Christmas Concerts At The One-Room School

** The following articles are reprinted, by popular demand, from the Winter 2012 YESTERDAY newsletter.

Standing Room Only -- The Christmas Concert.

Reading and writing and arithmetic were unquestionably the mainstays of school life in years gone by. Ask any student who attended a one-room schoolhouse their favourite memory and almost everyone will say “the Christmas Concert”.

Practice for the annual Christmas Concert began in November of each year. By early December the date and time was announced in the Gazette. A typical announcement from 1953 read .... “Christmas Concert, SS # 8, Tuesday, December 22, 8:30 p.m. Everyone welcome”.

Costume making was in full production by early December with many hours spent at the cutting board and on the sewing machine. Close to the big day some of the men from the Section went to see Bob Rudy to borrow wood to build the stage. Yes - borrow. The wood was returned after the concert - no charge. Mothers sent white sheets to drape over wires and become the stage curtains. Excitement built by the day and everyone crossed their fingers hoping for good weather. One of the last tasks was decorating the school room with crepe paper streamers and, of course, decorating the Christmas tree cut from a nearby bush.

On that very special concert night the dads who were farmers (which was pretty much every dad) worked fast to finish the chores early so they could put on their Sunday suit and be off to the big event. Mothers wore their Sunday best as well, as did grandparents and aunts and uncles and everyone who attended (which was pretty much everyone in the community). It was standing room only.

A typical Christmas concert in the one-room schoolhouse started with a welcoming chorus by the school (all 8 grades), a welcoming recitation and the Chairman’s remarks. It wasn’t uncommon to feature 7 or 8 musical solos ... accordian or piano or vocal; 3 or 4 short plays with titles ranging from “What Makes Christmas Merry” to “Bachelor’s Lonely Christmas”; several rounds of carols by the school chorus; and a few exercises or drills (the Japanese doll drill was a favourite). Then, when everyone was over their stage fright and just about bursting with excitement .... Santa arrived!

Many times Santa bounded across the tops of the desks calling out “ ho ho ho” to boys and girls of all ages as he made his way to the stage.

Honestly - does it get any better? Well, perhaps when Santa gave out a candy bag to each school child, especially if the bag included a popcorn ball. All too soon it was time to go home. The big event was over for another year but the memories lived on forever.


A Very Special Santa

It takes a very special person to put on the red suit and white beard, sling the sack over his back and act out one of the most important parts at Christmas events ... Santa Claus.

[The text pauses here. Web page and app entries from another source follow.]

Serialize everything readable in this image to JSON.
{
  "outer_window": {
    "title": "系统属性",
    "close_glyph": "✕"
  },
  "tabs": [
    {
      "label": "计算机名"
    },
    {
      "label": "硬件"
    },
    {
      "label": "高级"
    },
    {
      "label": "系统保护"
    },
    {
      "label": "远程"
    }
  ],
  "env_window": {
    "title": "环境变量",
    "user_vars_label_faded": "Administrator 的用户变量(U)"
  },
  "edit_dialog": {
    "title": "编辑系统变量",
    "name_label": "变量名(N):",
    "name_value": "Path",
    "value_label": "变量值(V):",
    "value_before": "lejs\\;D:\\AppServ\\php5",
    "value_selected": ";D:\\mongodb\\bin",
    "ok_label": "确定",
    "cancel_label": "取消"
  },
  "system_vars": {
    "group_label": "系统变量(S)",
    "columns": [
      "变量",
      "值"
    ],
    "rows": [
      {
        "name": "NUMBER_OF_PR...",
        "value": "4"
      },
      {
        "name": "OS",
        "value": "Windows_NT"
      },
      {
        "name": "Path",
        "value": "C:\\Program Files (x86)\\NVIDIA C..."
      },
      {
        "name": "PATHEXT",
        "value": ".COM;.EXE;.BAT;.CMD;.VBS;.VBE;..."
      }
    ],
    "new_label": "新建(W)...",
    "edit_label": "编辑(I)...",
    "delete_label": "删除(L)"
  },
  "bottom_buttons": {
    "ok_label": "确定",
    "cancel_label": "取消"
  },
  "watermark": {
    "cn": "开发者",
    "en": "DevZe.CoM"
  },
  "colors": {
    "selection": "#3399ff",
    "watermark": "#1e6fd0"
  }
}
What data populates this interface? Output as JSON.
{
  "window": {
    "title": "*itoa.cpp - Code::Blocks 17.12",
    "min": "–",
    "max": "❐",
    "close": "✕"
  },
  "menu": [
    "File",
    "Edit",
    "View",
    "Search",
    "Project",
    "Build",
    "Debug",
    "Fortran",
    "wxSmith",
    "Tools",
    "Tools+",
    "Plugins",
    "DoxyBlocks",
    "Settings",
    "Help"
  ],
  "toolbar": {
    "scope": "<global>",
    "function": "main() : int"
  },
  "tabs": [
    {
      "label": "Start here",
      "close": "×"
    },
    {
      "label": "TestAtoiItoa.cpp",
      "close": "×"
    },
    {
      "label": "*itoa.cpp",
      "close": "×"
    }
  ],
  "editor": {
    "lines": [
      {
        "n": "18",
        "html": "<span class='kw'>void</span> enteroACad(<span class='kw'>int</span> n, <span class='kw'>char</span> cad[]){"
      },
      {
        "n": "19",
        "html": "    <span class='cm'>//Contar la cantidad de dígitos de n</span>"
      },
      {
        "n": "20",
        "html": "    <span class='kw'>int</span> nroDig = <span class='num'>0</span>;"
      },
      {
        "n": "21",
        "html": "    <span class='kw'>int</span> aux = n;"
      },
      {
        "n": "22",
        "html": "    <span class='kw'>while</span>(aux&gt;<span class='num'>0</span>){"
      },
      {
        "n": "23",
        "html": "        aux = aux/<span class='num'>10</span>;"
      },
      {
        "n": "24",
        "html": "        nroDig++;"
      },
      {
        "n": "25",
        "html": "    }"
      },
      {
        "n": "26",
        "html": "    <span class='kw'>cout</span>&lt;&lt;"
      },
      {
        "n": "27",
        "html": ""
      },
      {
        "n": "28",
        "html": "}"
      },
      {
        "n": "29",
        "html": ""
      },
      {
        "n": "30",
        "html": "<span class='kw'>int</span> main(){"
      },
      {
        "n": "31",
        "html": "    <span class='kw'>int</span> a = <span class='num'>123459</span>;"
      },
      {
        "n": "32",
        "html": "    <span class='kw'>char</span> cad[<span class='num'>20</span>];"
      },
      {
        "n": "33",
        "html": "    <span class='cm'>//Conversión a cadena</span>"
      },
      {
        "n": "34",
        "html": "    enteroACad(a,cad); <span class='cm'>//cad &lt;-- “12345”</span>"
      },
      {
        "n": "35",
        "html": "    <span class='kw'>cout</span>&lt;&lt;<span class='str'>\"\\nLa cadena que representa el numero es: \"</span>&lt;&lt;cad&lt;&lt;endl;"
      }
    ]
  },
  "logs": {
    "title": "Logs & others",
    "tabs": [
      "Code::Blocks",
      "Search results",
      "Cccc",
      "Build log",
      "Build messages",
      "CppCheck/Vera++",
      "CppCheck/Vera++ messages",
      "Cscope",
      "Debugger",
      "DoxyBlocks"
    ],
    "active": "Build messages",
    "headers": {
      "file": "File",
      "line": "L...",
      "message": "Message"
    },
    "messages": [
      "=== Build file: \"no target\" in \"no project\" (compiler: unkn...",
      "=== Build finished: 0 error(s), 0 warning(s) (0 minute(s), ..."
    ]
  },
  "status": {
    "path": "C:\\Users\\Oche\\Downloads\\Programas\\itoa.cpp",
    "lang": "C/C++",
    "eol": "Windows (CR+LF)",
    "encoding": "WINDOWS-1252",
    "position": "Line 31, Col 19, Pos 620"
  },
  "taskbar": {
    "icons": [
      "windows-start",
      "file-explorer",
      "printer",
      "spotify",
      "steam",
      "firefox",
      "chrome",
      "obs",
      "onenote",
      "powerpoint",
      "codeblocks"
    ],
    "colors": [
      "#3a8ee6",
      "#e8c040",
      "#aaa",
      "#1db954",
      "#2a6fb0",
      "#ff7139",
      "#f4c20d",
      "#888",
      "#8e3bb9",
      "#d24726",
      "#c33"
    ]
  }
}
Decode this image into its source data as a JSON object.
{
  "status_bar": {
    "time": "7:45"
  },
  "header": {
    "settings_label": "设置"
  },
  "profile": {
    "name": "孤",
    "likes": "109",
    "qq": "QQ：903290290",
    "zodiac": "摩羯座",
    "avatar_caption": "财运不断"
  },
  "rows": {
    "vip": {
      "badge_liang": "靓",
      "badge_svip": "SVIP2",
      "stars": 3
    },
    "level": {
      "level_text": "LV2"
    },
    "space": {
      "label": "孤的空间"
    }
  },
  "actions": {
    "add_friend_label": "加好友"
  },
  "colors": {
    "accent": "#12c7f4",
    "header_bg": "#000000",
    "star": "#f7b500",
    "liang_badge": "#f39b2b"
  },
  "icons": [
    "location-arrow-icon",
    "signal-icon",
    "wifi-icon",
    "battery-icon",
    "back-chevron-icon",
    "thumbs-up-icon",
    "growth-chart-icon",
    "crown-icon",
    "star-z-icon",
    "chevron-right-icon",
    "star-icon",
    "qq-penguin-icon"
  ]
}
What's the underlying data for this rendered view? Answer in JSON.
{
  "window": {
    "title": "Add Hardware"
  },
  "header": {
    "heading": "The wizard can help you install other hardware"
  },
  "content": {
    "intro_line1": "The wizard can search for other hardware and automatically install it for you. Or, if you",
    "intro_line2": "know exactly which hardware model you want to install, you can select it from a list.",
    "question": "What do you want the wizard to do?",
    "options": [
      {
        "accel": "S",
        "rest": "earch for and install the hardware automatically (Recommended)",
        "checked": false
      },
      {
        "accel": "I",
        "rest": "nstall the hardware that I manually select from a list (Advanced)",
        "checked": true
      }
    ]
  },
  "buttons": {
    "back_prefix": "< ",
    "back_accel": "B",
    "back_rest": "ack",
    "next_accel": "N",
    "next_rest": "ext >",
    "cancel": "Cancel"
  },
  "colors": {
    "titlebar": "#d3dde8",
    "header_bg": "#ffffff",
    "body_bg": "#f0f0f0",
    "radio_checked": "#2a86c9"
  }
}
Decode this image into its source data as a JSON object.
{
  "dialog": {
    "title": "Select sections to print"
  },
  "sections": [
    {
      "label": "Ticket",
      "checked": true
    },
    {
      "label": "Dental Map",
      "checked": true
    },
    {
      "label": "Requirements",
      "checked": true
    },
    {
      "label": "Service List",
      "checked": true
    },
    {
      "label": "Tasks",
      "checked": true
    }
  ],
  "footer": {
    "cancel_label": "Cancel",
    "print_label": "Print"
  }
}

For Milt Sippel there was little acting required. Milt was a natural. He had the physical build and the outgoing personality. Best of all, he knew how to keep his Santa identity a secret. Well, almost.

Milt was Santa for years and years at many schools throughout the area. He had his own red suit (size very large), a cap complete with pom pom, white beard and even a mask to hide his identify. Milt forgot one thing. Early in his Santa career he didn’t wear gloves. One year, when his son Farrell was about 9 or 10 years old, Farrell recognized his dad’s hands giving out the Santa candy bags. The jig was almost up. Farrell was sworn to secrecy and forever after Santa wore black gloves ... as well he should as it’s cold in the North Pole.

Another very special Santa was George Wilhelm. George understood the importance of believing that Santa lives at the North Pole and not on the Maplewood Sideroad. It was only this year (2012) that his own children, now all grown up with children and grandchildren of their own, found out why their dad wasn’t home on certain nights in late December.